After his comments yesterday, I have to wonder whether Alabama linebacker Will Anderson has considered a career in comedy. I mean, only if this whole football thing doesn’t work out for him. It’s only the Crimson Tide he plays for, after all, so I wouldn’t really be putting all my eggs in one basket if I were him. At least Anderson is aware of that reality — as he told reporters yesterday, “I still feel like we’re the underdog in this game. All year we’ve been disrespected. I’m pretty sure we’re probably getting disrespected out there.” Yeah, I’ve been saying for years that Alabama’s biggest issue is dealing with all the disrespect out there.
The most impressive thing about this entire situation is honestly the reporters’ ability to keep a straight face after that comment and not assume that he was doing some sort of convoluted joke that only half landed. Unfortunately for the academic standards committee at the University of Alabama, Anderson was dead serious. Yes, he actually claimed that the preseason No. 1 and current No. 1 team with a Heisman quarterback, a team going into its eighth CFP appearance as a 13.5-point favorite, is the underdog.
Alabama’s whole thing is that they’re never the underdogs. They’re not humble about winning. They expect to win. Nick Saban doesn’t even do the whole Dabo Swinney aw-shucks-God-is-good-we’re-just-a-little-football-team-from-nowhere act. He knows that we know that he expects to win. So I’m not really sure where this narrative is coming from — especially when we recall that the Crimson Tide are playing Cincinnati on New Year’s Eve, a Group of 5 team that barely made it into the playoffs after, you know, actually being disrespected all year (and in years previous).
It could be that the team finally got around to watching The Last Dance and decided to take some cues from Michael Jordan’s choice to perceive nonexistent slights and rivalries in order to motivate himself. Anderson’s comment was a follow-up to another teammate’s comment, made last week, that Alabama was adopting an “underdog mentality.” And Tide quarterback Bryce Young, who (very predictably) won the Heisman, said in his acceptance speech that he “had always been ruled out and doubted.” As the starting QB at Alabama?

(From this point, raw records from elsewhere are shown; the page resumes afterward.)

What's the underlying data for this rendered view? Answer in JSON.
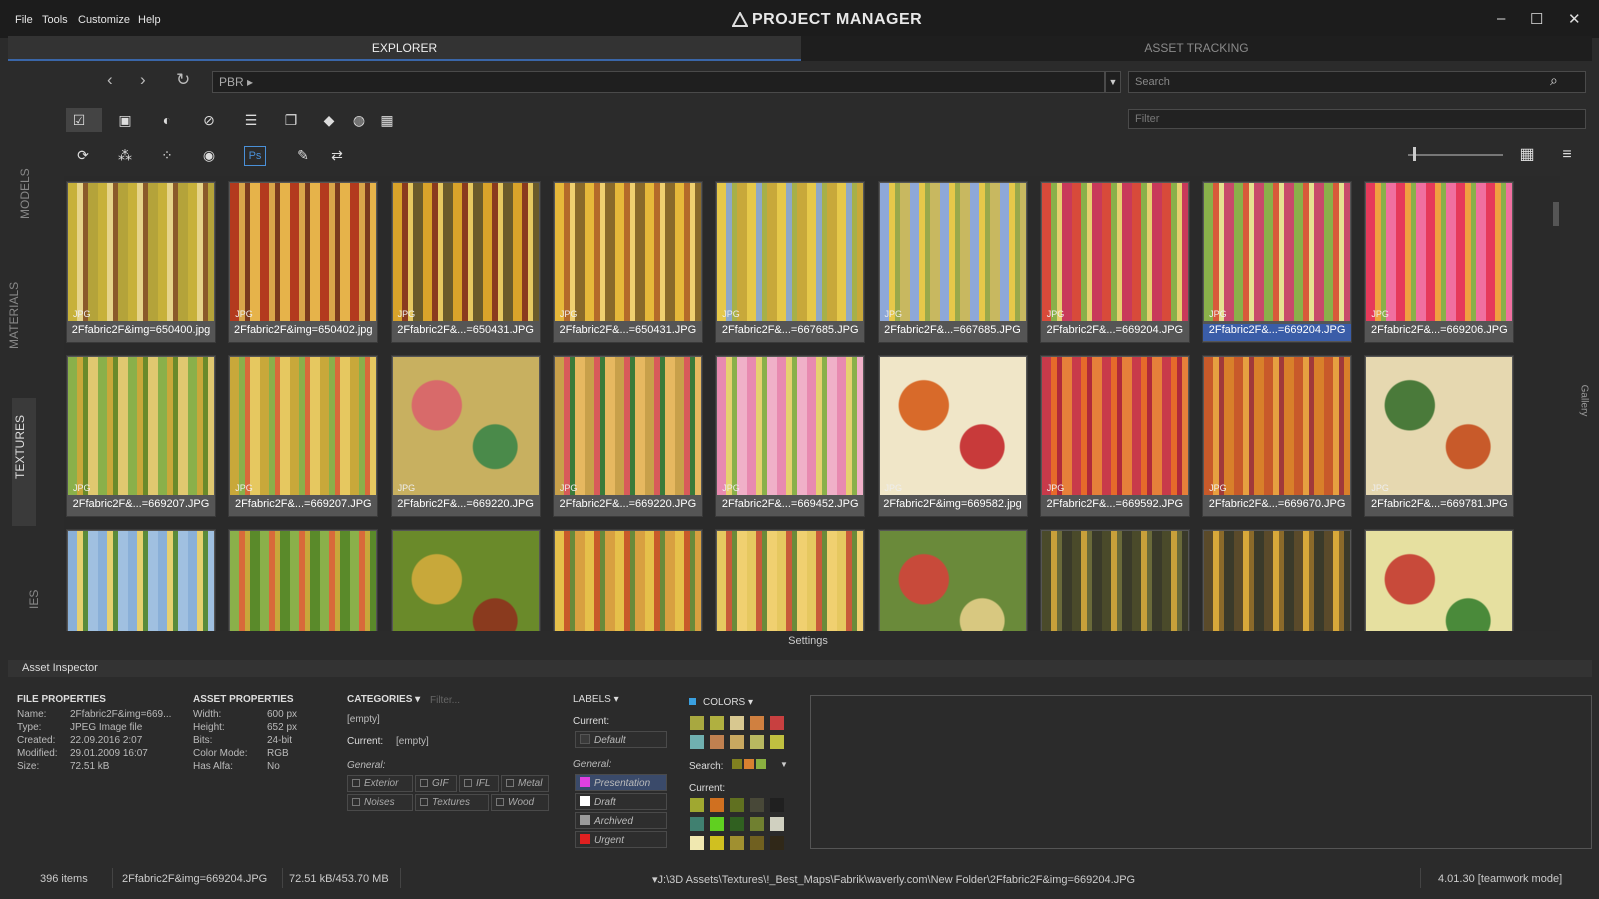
{
  "menu": [
    "File",
    "Tools",
    "Customize",
    "Help"
  ],
  "app_title": "PROJECT MANAGER",
  "window_controls": {
    "minimize": "–",
    "maximize": "☐",
    "close": "✕"
  },
  "tabs": [
    {
      "label": "EXPLORER"
    },
    {
      "label": "ASSET TRACKING"
    }
  ],
  "path": {
    "value": "PBR ▸"
  },
  "search": {
    "placeholder": "Search"
  },
  "filter": {
    "placeholder": "Filter"
  },
  "side_tabs": [
    "MODELS",
    "MATERIALS",
    "TEXTURES",
    "IES"
  ],
  "gallery_label": "Gallery",
  "settings_label": "Settings",
  "grid": [
    {
      "name": "2Ffabric2F&img=650400.jpg",
      "type": "JPG",
      "colors": [
        "#c7b13a",
        "#e6d48a",
        "#8a5a2a",
        "#b4a33a"
      ]
    },
    {
      "name": "2Ffabric2F&img=650402.jpg",
      "type": "JPG",
      "colors": [
        "#b33a1e",
        "#d9a64a",
        "#7a3a1e",
        "#e6b34a"
      ]
    },
    {
      "name": "2Ffabric2F&...=650431.JPG",
      "type": "JPG",
      "colors": [
        "#d9a32a",
        "#8a3a1e",
        "#e6c860",
        "#6a5a2a"
      ]
    },
    {
      "name": "2Ffabric2F&...=650431.JPG",
      "type": "JPG",
      "colors": [
        "#e6b83a",
        "#b36a2a",
        "#f0d070",
        "#8a6a2a"
      ]
    },
    {
      "name": "2Ffabric2F&...=667685.JPG",
      "type": "JPG",
      "colors": [
        "#e6c84a",
        "#8ea8c8",
        "#a6b04a",
        "#c8a83a"
      ]
    },
    {
      "name": "2Ffabric2F&...=667685.JPG",
      "type": "JPG",
      "colors": [
        "#8ea8d8",
        "#e6c84a",
        "#9aa84a",
        "#c8b860"
      ]
    },
    {
      "name": "2Ffabric2F&...=669204.JPG",
      "type": "JPG",
      "colors": [
        "#d84a3a",
        "#8ab04a",
        "#e6d070",
        "#c83a5a"
      ]
    },
    {
      "name": "2Ffabric2F&...=669204.JPG",
      "type": "JPG",
      "colors": [
        "#8ab04a",
        "#d85a3a",
        "#e6e090",
        "#c84a6a"
      ],
      "selected": true
    },
    {
      "name": "2Ffabric2F&...=669206.JPG",
      "type": "JPG",
      "colors": [
        "#e63a5a",
        "#f0a040",
        "#8ab04a",
        "#f070a0"
      ]
    },
    {
      "name": "2Ffabric2F&...=669207.JPG",
      "type": "JPG",
      "colors": [
        "#8ab04a",
        "#c8a83a",
        "#6a8a2a",
        "#e0c870"
      ]
    },
    {
      "name": "2Ffabric2F&...=669207.JPG",
      "type": "JPG",
      "colors": [
        "#c8a83a",
        "#8ab04a",
        "#d86a3a",
        "#e6c860"
      ]
    },
    {
      "name": "2Ffabric2F&...=669220.JPG",
      "type": "JPG",
      "colors": [
        "#c8b060",
        "#d86a6a",
        "#4a8a4a",
        "#e6c880"
      ]
    },
    {
      "name": "2Ffabric2F&...=669220.JPG",
      "type": "JPG",
      "colors": [
        "#c8a04a",
        "#d85a5a",
        "#3a7a3a",
        "#e6b860"
      ]
    },
    {
      "name": "2Ffabric2F&...=669452.JPG",
      "type": "JPG",
      "colors": [
        "#e88ab0",
        "#e6d070",
        "#8ab04a",
        "#f0b0c8"
      ]
    },
    {
      "name": "2Ffabric2F&img=669582.jpg",
      "type": "JPG",
      "colors": [
        "#f0e6c8",
        "#d86a2a",
        "#c83a3a",
        "#8aa84a"
      ]
    },
    {
      "name": "2Ffabric2F&...=669592.JPG",
      "type": "JPG",
      "colors": [
        "#c83a4a",
        "#e66a2a",
        "#b02a3a",
        "#e6803a"
      ]
    },
    {
      "name": "2Ffabric2F&...=669670.JPG",
      "type": "JPG",
      "colors": [
        "#c85a2a",
        "#e6a040",
        "#a03a3a",
        "#d8802a"
      ]
    },
    {
      "name": "2Ffabric2F&...=669781.JPG",
      "type": "JPG",
      "colors": [
        "#e6d8b0",
        "#4a7a3a",
        "#c85a2a",
        "#d8c890"
      ]
    },
    {
      "name": "",
      "type": "",
      "colors": [
        "#8ab0d8",
        "#e6d070",
        "#5a8a3a",
        "#a0c0e0"
      ]
    },
    {
      "name": "",
      "type": "",
      "colors": [
        "#8ab04a",
        "#d86a3a",
        "#c8a83a",
        "#5a8a2a"
      ]
    },
    {
      "name": "",
      "type": "",
      "colors": [
        "#6a8a2a",
        "#c8a83a",
        "#8a3a1e",
        "#d8b860"
      ]
    },
    {
      "name": "",
      "type": "",
      "colors": [
        "#e6c04a",
        "#c85a2a",
        "#6a8a3a",
        "#d8a040"
      ]
    },
    {
      "name": "",
      "type": "",
      "colors": [
        "#e6c860",
        "#c85a3a",
        "#6a8a3a",
        "#f0d070"
      ]
    },
    {
      "name": "",
      "type": "",
      "colors": [
        "#6a8a3a",
        "#c84a3a",
        "#d8c880",
        "#4a6a2a"
      ]
    },
    {
      "name": "",
      "type": "",
      "colors": [
        "#4a4a2a",
        "#c8a03a",
        "#6a6a3a",
        "#3a3a2a"
      ]
    },
    {
      "name": "",
      "type": "",
      "colors": [
        "#5a4a2a",
        "#d8a83a",
        "#8a6a2a",
        "#3a3a2a"
      ]
    },
    {
      "name": "",
      "type": "",
      "colors": [
        "#e6e0a0",
        "#c84a3a",
        "#4a8a3a",
        "#f0e8c0"
      ]
    }
  ],
  "inspector": {
    "title": "Asset Inspector",
    "file_props": {
      "header": "FILE PROPERTIES",
      "rows": [
        [
          "Name:",
          "2Ffabric2F&img=669..."
        ],
        [
          "Type:",
          "JPEG Image file"
        ],
        [
          "Created:",
          "22.09.2016 2:07"
        ],
        [
          "Modified:",
          "29.01.2009 16:07"
        ],
        [
          "Size:",
          "72.51 kB"
        ]
      ]
    },
    "asset_props": {
      "header": "ASSET PROPERTIES",
      "rows": [
        [
          "Width:",
          "600 px"
        ],
        [
          "Height:",
          "652 px"
        ],
        [
          "Bits:",
          "24-bit"
        ],
        [
          "Color Mode:",
          "RGB"
        ],
        [
          "Has Alfa:",
          "No"
        ]
      ]
    },
    "categories": {
      "header": "CATEGORIES ▾",
      "filter_placeholder": "Filter...",
      "empty": "[empty]",
      "current_label": "Current:",
      "current_value": "[empty]",
      "general_label": "General:",
      "items": [
        "Exterior",
        "GIF",
        "IFL",
        "Metal",
        "Noises",
        "Textures",
        "Wood"
      ]
    },
    "labels": {
      "header": "LABELS ▾",
      "current_label": "Current:",
      "default": "Default",
      "general_label": "General:",
      "items": [
        {
          "name": "Presentation",
          "color": "#e040e0"
        },
        {
          "name": "Draft",
          "color": "#ffffff"
        },
        {
          "name": "Archived",
          "color": "#9a9a9a"
        },
        {
          "name": "Urgent",
          "color": "#e02020"
        }
      ]
    },
    "colors": {
      "header": "COLORS ▾",
      "search_label": "Search:",
      "current_label": "Current:",
      "palette": [
        "#a8a840",
        "#b0b040",
        "#d8c890",
        "#d08040",
        "#c84040",
        "#70b0b0",
        "#c08050",
        "#c8a860",
        "#b8b860",
        "#c0c040"
      ],
      "search": [
        "#808020",
        "#d88030",
        "#8ab040"
      ],
      "current": [
        "#a0a830",
        "#d07020",
        "#607020",
        "#484838",
        "#202020",
        "#408070",
        "#60d020",
        "#306020",
        "#708030",
        "#d0d0c0",
        "#f0e8b0",
        "#d0c020",
        "#a09030",
        "#706020",
        "#302818"
      ]
    }
  },
  "status": {
    "items": "396 items",
    "file": "2Ffabric2F&img=669204.JPG",
    "size": "72.51 kB/453.70 MB",
    "path": "▾J:\\3D Assets\\Textures\\!_Best_Maps\\Fabrik\\waverly.com\\New Folder\\2Ffabric2F&img=669204.JPG",
    "version": "4.01.30 [teamwork mode]"
  }
}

These comments are harmless, if a bit confusing, and pretty funny. But here’s where I have a question: Why take this tack now? Bama’s been winning without needing some false “underdog” mentality for years under Saban, and as they say, if it ain’t broke, don’t fix it. So is there something that needs fixing? All season, Saban was insisting that this team was young and unprepared, and that the other shoe would drop if they didn’t get their act together. And it did, against Texas A&M, which Saban has acknowledged was a much-needed wake-up call. But after taking care of Georgia with shocking ease and coasting into the playoff with the top seed, what good does the underdog narrative do for a program built on sheer, unapologetic confidence in their own strength and ability to win? It could also be that they adopted the underdog position against Georgia and it worked for them, so they’re trying it again. Who knows?
The interesting thing about this matchup is that Cincinnati actually seems to be rebelling a bit against the much more accurate “underdog” label for themselves. Junior lineman Dylan O’Quinn told the press, “We’ve heard a lot about this David versus Goliath talk, but the fact of the matter is everybody puts their pants on the same way. Everybody plays football, so we just want to go out and be us.”
The Bearcats will face Alabama in the afternoon slot on December 31.